**EXERCISE AIM:**
Retype every record exactly. Leave the pictures out.

(Items from a dataset)
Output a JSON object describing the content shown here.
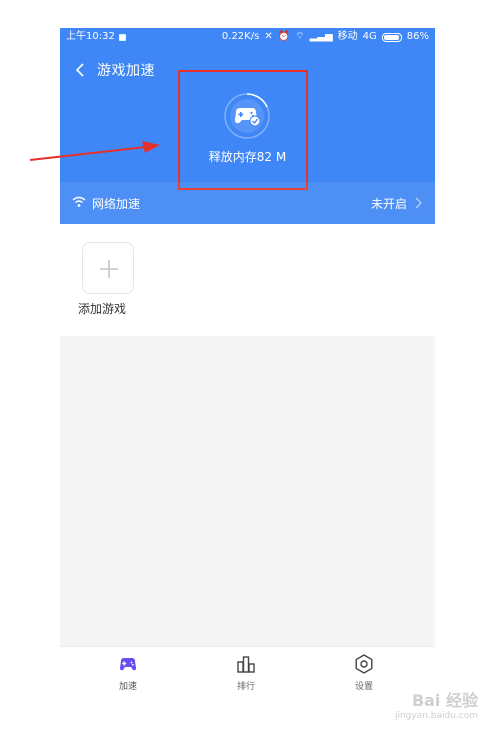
{
  "statusbar": {
    "time": "上午10:32",
    "speed": "0.22K/s",
    "carrier": "移动",
    "network": "4G",
    "battery": "86%"
  },
  "header": {
    "title": "游戏加速",
    "memory_text": "释放内存82 M"
  },
  "network_boost": {
    "label": "网络加速",
    "status": "未开启"
  },
  "games": {
    "add_label": "添加游戏"
  },
  "tabs": [
    {
      "label": "加速",
      "icon": "gamepad-icon",
      "active": true
    },
    {
      "label": "排行",
      "icon": "ranking-icon",
      "active": false
    },
    {
      "label": "设置",
      "icon": "settings-icon",
      "active": false
    }
  ],
  "watermark": {
    "text": "Bai 经验",
    "sub": "jingyan.baidu.com"
  },
  "colors": {
    "header_bg": "#3f86f6",
    "highlight_box": "#e8302a",
    "active_tab_icon": "#6b4cf0"
  }
}
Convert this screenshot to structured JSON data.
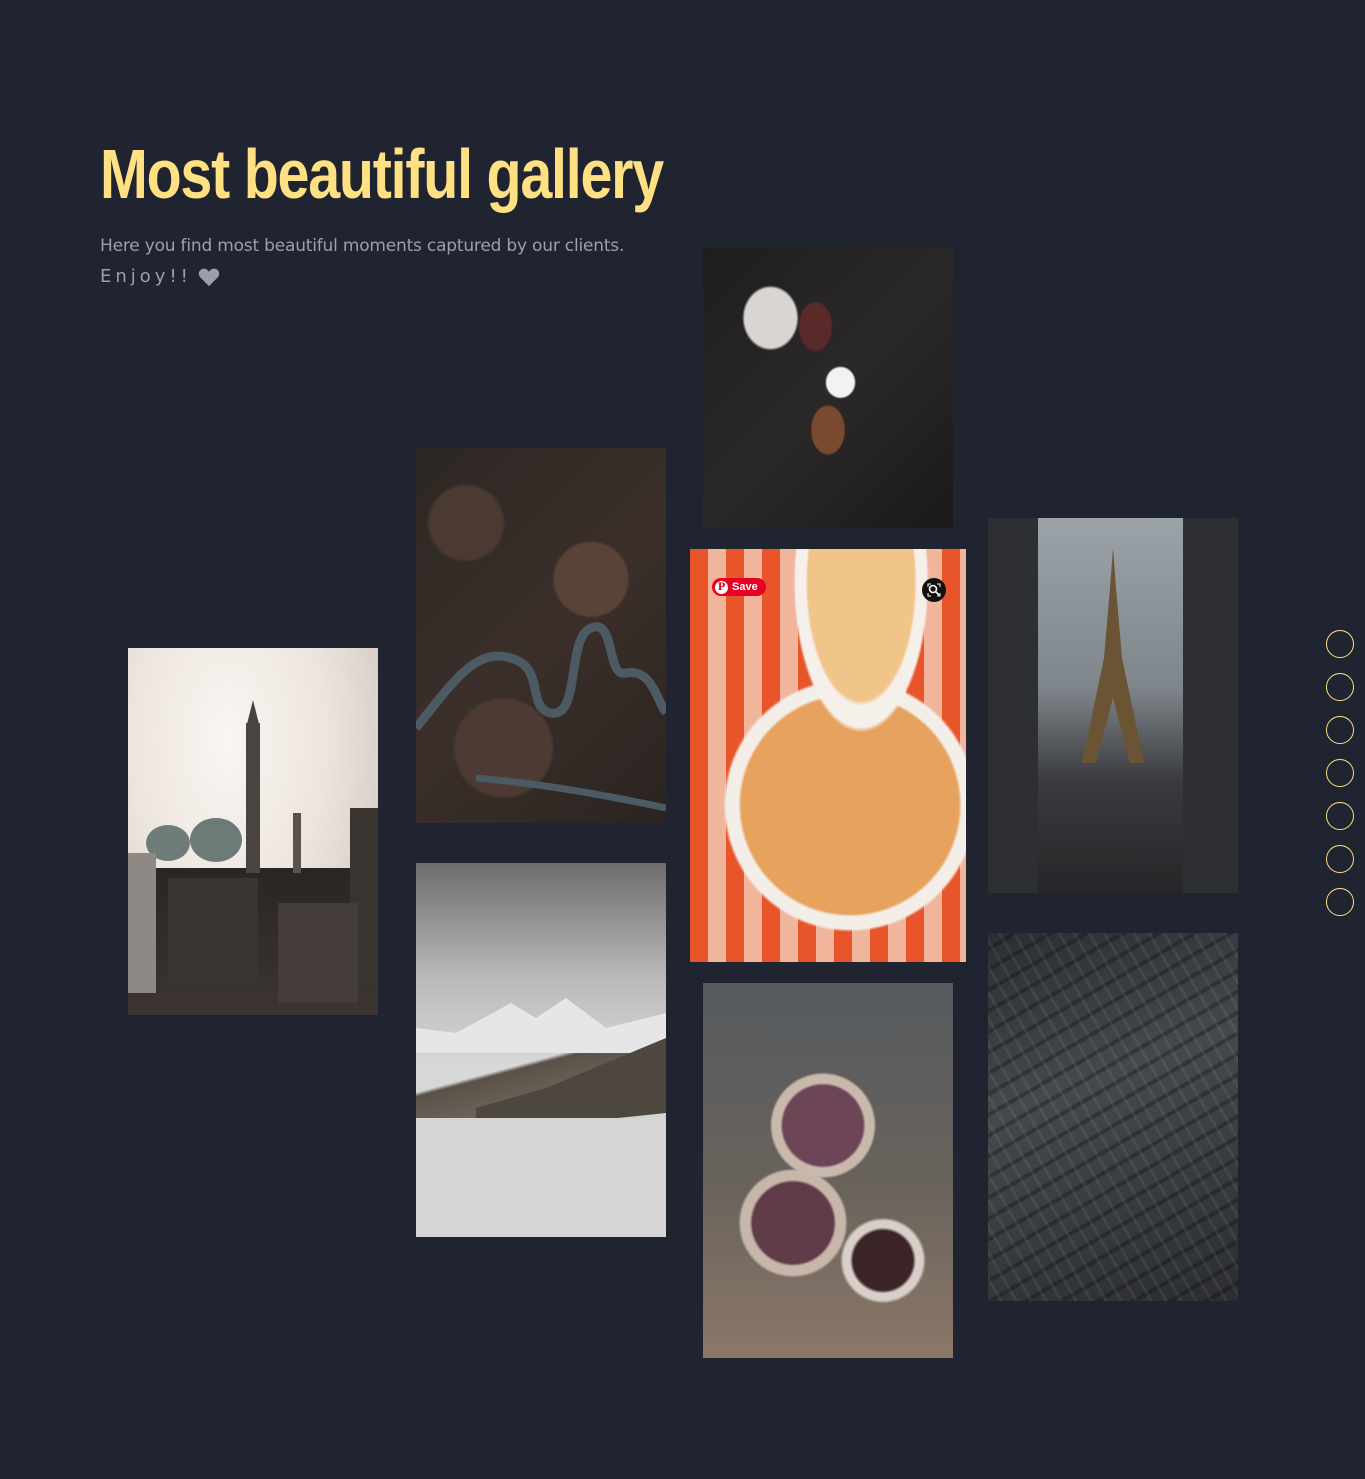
{
  "header": {
    "title": "Most beautiful gallery",
    "subtitle": "Here you find most beautiful moments captured by our clients.",
    "enjoy": "Enjoy!!",
    "heart_icon": "heart-icon"
  },
  "colors": {
    "background": "#1f2430",
    "title": "#ffe082",
    "text": "#9aa0ab",
    "dot_border": "#ffe082",
    "pinterest_red": "#e60023"
  },
  "gallery": {
    "pinterest": {
      "save_label": "Save",
      "pin_icon": "pinterest-icon",
      "lens_icon": "visual-search-icon"
    },
    "images": [
      {
        "name": "mosque-skyline-photo"
      },
      {
        "name": "winding-forest-road-photo"
      },
      {
        "name": "snowy-mountain-clouds-photo"
      },
      {
        "name": "spices-spoons-photo"
      },
      {
        "name": "pizza-checkered-tablecloth-photo"
      },
      {
        "name": "berry-bowls-photo"
      },
      {
        "name": "eiffel-tower-street-photo"
      },
      {
        "name": "aerial-city-night-photo"
      }
    ]
  },
  "pagination": {
    "dot_count": 7
  }
}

**WORKED SOLUTION:**
Output a JSON object describing the content shown here.
{
  "statusbar": {
    "time": "上午10:32",
    "speed": "0.22K/s",
    "carrier": "移动",
    "network": "4G",
    "battery": "86%"
  },
  "header": {
    "title": "游戏加速",
    "memory_text": "释放内存82 M"
  },
  "network_boost": {
    "label": "网络加速",
    "status": "未开启"
  },
  "games": {
    "add_label": "添加游戏"
  },
  "tabs": [
    {
      "label": "加速",
      "icon": "gamepad-icon",
      "active": true
    },
    {
      "label": "排行",
      "icon": "ranking-icon",
      "active": false
    },
    {
      "label": "设置",
      "icon": "settings-icon",
      "active": false
    }
  ],
  "watermark": {
    "text": "Bai 经验",
    "sub": "jingyan.baidu.com"
  },
  "colors": {
    "header_bg": "#3f86f6",
    "highlight_box": "#e8302a",
    "active_tab_icon": "#6b4cf0"
  }
}
Convert this screenshot to structured JSON data.
{
  "header": {
    "title": "Most beautiful gallery",
    "subtitle": "Here you find most beautiful moments captured by our clients.",
    "enjoy": "Enjoy!!",
    "heart_icon": "heart-icon"
  },
  "colors": {
    "background": "#1f2430",
    "title": "#ffe082",
    "text": "#9aa0ab",
    "dot_border": "#ffe082",
    "pinterest_red": "#e60023"
  },
  "gallery": {
    "pinterest": {
      "save_label": "Save",
      "pin_icon": "pinterest-icon",
      "lens_icon": "visual-search-icon"
    },
    "images": [
      {
        "name": "mosque-skyline-photo"
      },
      {
        "name": "winding-forest-road-photo"
      },
      {
        "name": "snowy-mountain-clouds-photo"
      },
      {
        "name": "spices-spoons-photo"
      },
      {
        "name": "pizza-checkered-tablecloth-photo"
      },
      {
        "name": "berry-bowls-photo"
      },
      {
        "name": "eiffel-tower-street-photo"
      },
      {
        "name": "aerial-city-night-photo"
      }
    ]
  },
  "pagination": {
    "dot_count": 7
  }
}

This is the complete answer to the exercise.